Let me say this at the start: I’m by no means an expert in Robotic Process Automation (RPA). But I do have deep experience and some scars from actually implementing RPA.
The best way to explain the lessons I’ve learned during an RPA implementation is by sharing a case study of an RPA deployment at a large consumer goods company. My team was tasked with harmonizing a set of supply chain processes across the operations in Ghana and Nigeria in the West of Africa, Tanzania and Uganda in the East, and Namibia, Botswana, Lesotho, Swaziland, Zambia, South Africa, Mozambique and Mauritius in the South.
Driven somewhat by cost reduction goals, but mostly by governance and reputation requirements, we set out to harmonize the various supply chain processes across different ERP instances.

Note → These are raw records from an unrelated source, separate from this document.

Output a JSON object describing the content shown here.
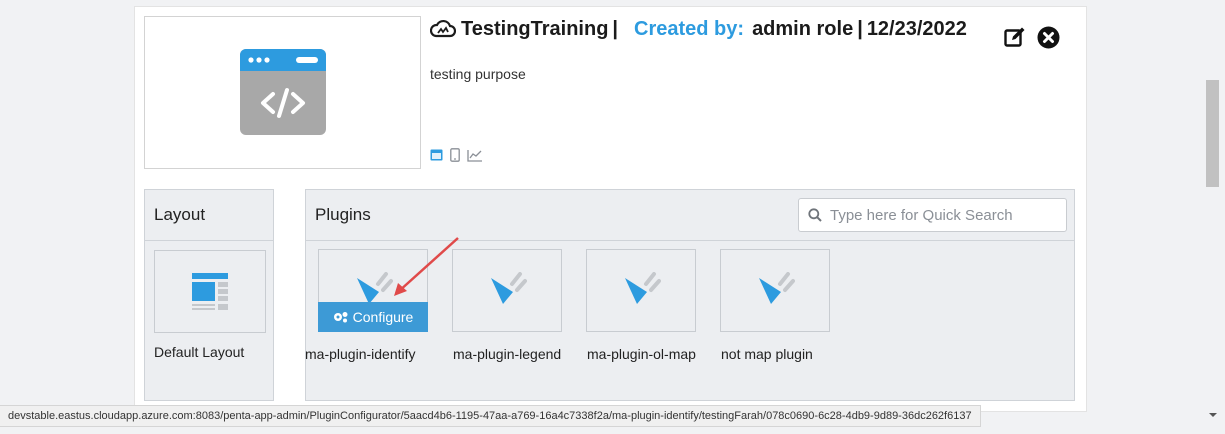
{
  "app": {
    "name": "TestingTraining",
    "created_by_label": "Created by:",
    "created_by": "admin role",
    "date": "12/23/2022",
    "description": "testing purpose"
  },
  "layout_panel": {
    "title": "Layout",
    "tiles": [
      {
        "label": "Default Layout"
      }
    ]
  },
  "plugins_panel": {
    "title": "Plugins",
    "search_placeholder": "Type here for Quick Search",
    "configure_label": "Configure",
    "plugins": [
      {
        "label": "ma-plugin-identify"
      },
      {
        "label": "ma-plugin-legend"
      },
      {
        "label": "ma-plugin-ol-map"
      },
      {
        "label": "not map plugin"
      }
    ]
  },
  "status_bar": {
    "url": "devstable.eastus.cloudapp.azure.com:8083/penta-app-admin/PluginConfigurator/5aacd4b6-1195-47aa-a769-16a4c7338f2a/ma-plugin-identify/testingFarah/078c0690-6c28-4db9-9d89-36dc262f6137"
  },
  "icons": {
    "app_cloud": "cloud-icon",
    "edit": "edit-icon",
    "close": "close-circle-icon",
    "desktop": "desktop-icon",
    "mobile": "mobile-icon",
    "analytics": "chart-line-icon",
    "search": "search-icon",
    "plugin": "plug-icon",
    "configure": "gears-icon",
    "layout": "layout-icon"
  },
  "colors": {
    "accent": "#2d9bdf",
    "configure_bg": "#3d9ad6",
    "arrow": "#e04a4a",
    "panel_bg": "#eceef1"
  }
}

The goal was to enable remote transacting-as-a-service from one of the African countries, as opposed to embedding standardized processes in each of the 13 countries individually. At the time we had no idea that RPA would be the answer. So how did RPA come to be an option for this pan-African project?
My team had project experience in the SA, UK and Asian markets, but we quickly realized that our ”natural go-to solutions” e.g. client-server architecture, was not going to work for the vast majority of our African countries. With limited electricity and little or no broadband connectivity, we had few options. The optical character recognition (OCR) technologies that we considered had to have the ability to handle dot matrix print feeds as well as hand written sales, procurement, financial, manufacturing and logistics documentation. We could have opted to simply upgrade to more modern information capturing methods across all countries, but the cost was prohibitive.
In addition to that a hand-written signature was often a tax, legal or statutory requirement imposed by local authorities. Plus, 90% of suppliers paid in cash or by cheque. Only 10% were able to process EFTs. We also had to contend with snail mail and the personal collection and issuance of receipts and advices.
So, all in all, we were faced with an expectation to overlay integrated advanced technology onto a manual input system. This was clearly a challenge. However, our prevailing attitude was that challenges and innovations are just two sides of the same coin.
That was when we turned to RPA. It was a relatively new buzz word at the time and many stakeholders considered it hype that would soon blow over. Industry research seemed to conclude that Africa was too low on the technology maturity curve to successfully implement such futuristic solutions. What swayed the decision, however, was how incredibly inexpensive RPA was compared to other traditional business process automation (BPA) options.
This comparatively low cost was the single most important factor that made RPA a game changer for markets in Africa. It also trumped traditional BPA in the Africa context owing to its ability to be implemented at the presentation layer.
We soon learned that artificially intelligent cognitive capture acquisition (CCA) was more important than robotic transactioning for the Africa market.
Consider a process, which per definition is usually viewed as more than a single conversion step. Popular uses of RPA assume the inputs to that process are consumable by a bot. Yet, we found that this is often not the case in the African markets. Very few transaction inputs were digitized. It therefore became evident that RPA and cognitive capture had to work as one integrated building block – as a standard feature – in any RPA solution. We therefore built our development operations around that principle. In Africa, RPA without CCA is little more than robotic task automation (RTA).
To complete the roll-out, in some instances we had to use the global might of the client organisation to negotiate last mile connectivity with service providers ahead of schedule. This had the added benefit of making a lasting difference to people living in those markets. They were now connected at relatively high speeds. We also overcame client-server network challenges by using virtual private networks (VPN) and terminal services.
Our conclusion? RPA can be a game changer for Africa if designed to fit with the in situ processes. Very soon our project sponsors were talking about how Africa was the ideal place to leapfrog across traditional technology maturity stairways. And I couldn’t agree more.
Next time I’ll be sharing some thoughts on the general suitability of Africa as a candidate for RPA. In the meantime, please get in touch if you’re considering RPA as a solution for your business. Or, join one of our future tech roundtable discussions by adding your name to the invitation list.
Laureen van Aswegen the Pétanque NXT Global Director for Value Engineering.